Although there is a growing recognition that older adults and those with extensive comorbid conditions undergo cancer screening too frequently, there is little information about patients' perceptions regarding cessation of cancer screening. Information on older adults' views of screening cessation would be helpful both for clinicians and for those designing interventions to reduce overscreening.
To obtain a deeper understanding of older adults' perspectives on screening cessation and their experiences communicating with clinicians about this topic.
Semistructured interview study.
Senior health center affiliated with an urban hospital.
We interviewed 33 older adults presenting to a senior health center. Their median age was 76 years (range, 63-91 years). Of the 33 participants, 27 were women; 15 were African American, 16 were white, 1 was Asian, and 1 was American Indian.

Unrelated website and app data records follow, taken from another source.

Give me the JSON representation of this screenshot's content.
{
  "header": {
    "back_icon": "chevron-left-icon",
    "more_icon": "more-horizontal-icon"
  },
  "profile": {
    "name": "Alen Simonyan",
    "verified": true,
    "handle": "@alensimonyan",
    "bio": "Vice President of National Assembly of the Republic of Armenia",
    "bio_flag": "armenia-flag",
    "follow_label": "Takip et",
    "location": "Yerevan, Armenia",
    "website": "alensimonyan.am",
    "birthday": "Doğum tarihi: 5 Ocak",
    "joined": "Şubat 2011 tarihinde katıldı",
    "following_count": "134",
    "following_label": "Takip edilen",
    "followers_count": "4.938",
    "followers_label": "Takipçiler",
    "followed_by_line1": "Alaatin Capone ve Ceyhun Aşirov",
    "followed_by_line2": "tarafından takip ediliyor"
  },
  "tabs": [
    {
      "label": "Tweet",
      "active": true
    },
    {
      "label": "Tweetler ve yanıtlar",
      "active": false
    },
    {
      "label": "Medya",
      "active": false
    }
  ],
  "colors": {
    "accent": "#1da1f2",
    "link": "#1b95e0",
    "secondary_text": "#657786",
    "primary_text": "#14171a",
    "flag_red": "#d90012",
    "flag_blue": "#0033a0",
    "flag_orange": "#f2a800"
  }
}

Main Outcome Measures
We transcribed audio recordings of interviews and analyzed them using methods of grounded theory to identify themes and illustrative quotes.
Undergoing screening tests was perceived by participants as morally obligatory. Although many saw continued screening as a habit or custom not involving any decision, cessation of screening would require a major decision. Many asserted that they had never discussed screening cessation with their physicians or considered stopping on their own; some reported being upset when their physician recommended stopping. Although some would accept a physician's strong recommendation to stop, others thought that such a physician's recommendation would threaten trust or lead them to get another opinion. Participants were skeptical about the role of statistics and the recommendations of government panels in screening decisions but were more favorable toward stopping because of the balance of risks and benefits, complications, or test burdens.
Conclusions and Relevance
For many older adults, stopping screening is a major decision, but continuing screening is not. A physician's recommendation to stop may threaten patient trust. Effective strategies to reduce nonbeneficial screening may include discussion of the balance of risks and benefits, complications, or burdens.